Across Main Street, the Click exhibition returns to glave kocen gallery after a 4-year hiatus featuring work by 17 photographers and curated by Scott Elmquist of Style Weekly and BJ Kocen. Elmquist and Kocen put a lot of emphasis on mastering process and technique with the images they chose for this show. They offer examples of everything from pinhole photography, with Steve Griffin's nostalgic-feeling images of Colonial Beach, to Lanvi Nguyen's digitally disassembled and reassembled abstraction The artists in this exhibition are mainly from Richmond but all from Virginia, with a mission to show the depth of photography through a wide range of process and perspective. Click IV also prides itself on bringing together seasoned professionals alongside emerging photographers. On February 17th, glave kocen is hosting a “Click & Tell” in-the-round gallery talk in conjunction with this show, inviting all of the show artists to tell the story of their images. Click IV, featuring the work of Virginia photographers Alex Nyerges, Andy Snow, Brent Cavedo, Cyane Lowden, David Parrish, Jeff Saxman, John Henley, Jude Dizon, Lanvi Nguyen, Rebecca D'Angelo, Scott Elmquist, Shelby Lum, Steve Griffin, and Zachery Reid, is on view at glave kocen gallery through February 24th.
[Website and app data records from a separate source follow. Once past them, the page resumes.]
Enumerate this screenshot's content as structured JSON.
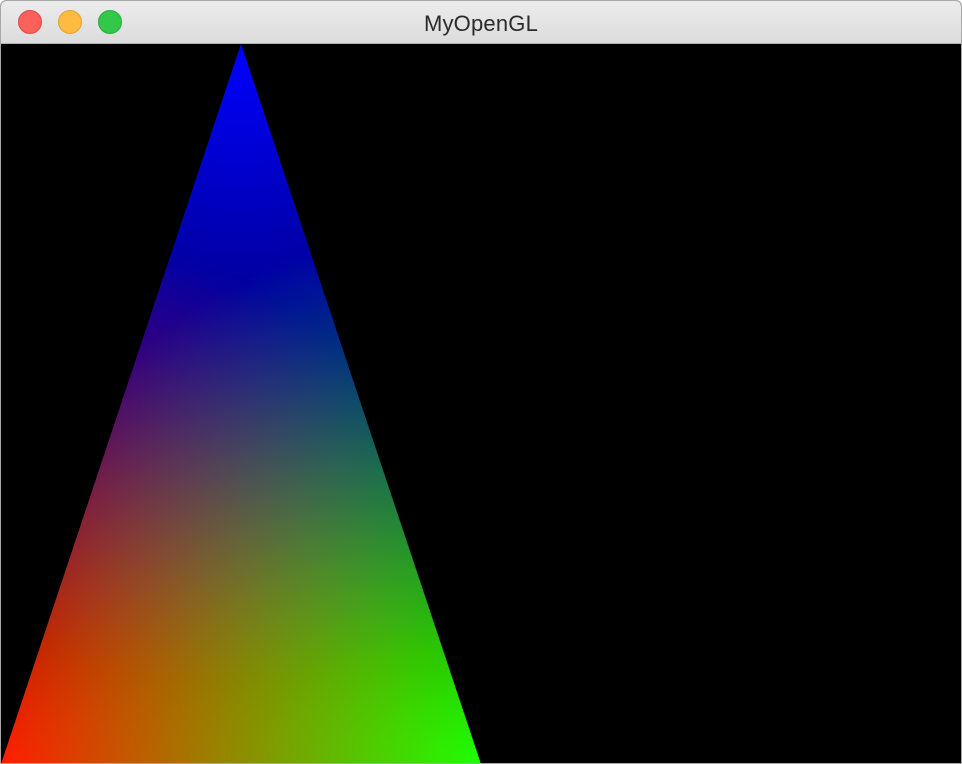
{
  "window": {
    "title": "MyOpenGL"
  },
  "controls": {
    "close": {
      "icon": "close-icon",
      "color": "#fc605b"
    },
    "minimize": {
      "icon": "minimize-icon",
      "color": "#fdbc40"
    },
    "zoom": {
      "icon": "zoom-icon",
      "color": "#34c84a"
    }
  },
  "canvas": {
    "background": "#000000",
    "triangle": {
      "vertex_colors": {
        "top": "#0000ff",
        "bottom_left": "#ff0000",
        "bottom_right": "#00ff00"
      }
    }
  }
}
As part of an ongoing series of exhibits showing the images of the Black Photographers Annual, the Virginia Museum of Fine Arts is showing selected images from the second volume of The Black Photographers Annual. This exhibition pairs photographer P. H. Polk’s photographs with a selection of the early work of Chester Higgins, who went on to greater recognition as staff photographer for the New York Times. Higgins sees his “life as narrative and [his] photography as its expression”, and he will be at the museum to talk about his life and work on February 16th. You can see his images paired with Polk’s in the museum’s photography gallery, a hidden gem, through May 6th.
At the end of month, we come full circle. On February 22nd, Gordon Stettinius of Candela Gallery will talk about his own work as a photographer at the monthly Photographer Storytelling Night, held at Mobelux. Stettinius will share the bill with Zaid Hamid Photography from Washington, D.C. The space is worth a look, too - Mobelux is housed in a remarkably renovated former post office building on Broad Street.
So get out there!
Banner image: Susan Worsham, "Night Wing Moth" 2017. Archival pigment print. Image courtesy of the artist and Candela Gallery, Richmond.
Paige hosts the LookSEE podcast and is a freelance audio producer, an art lover, and a lifelong Richmonder. Her favorite place to be is in a museum. A close second is a bookstore.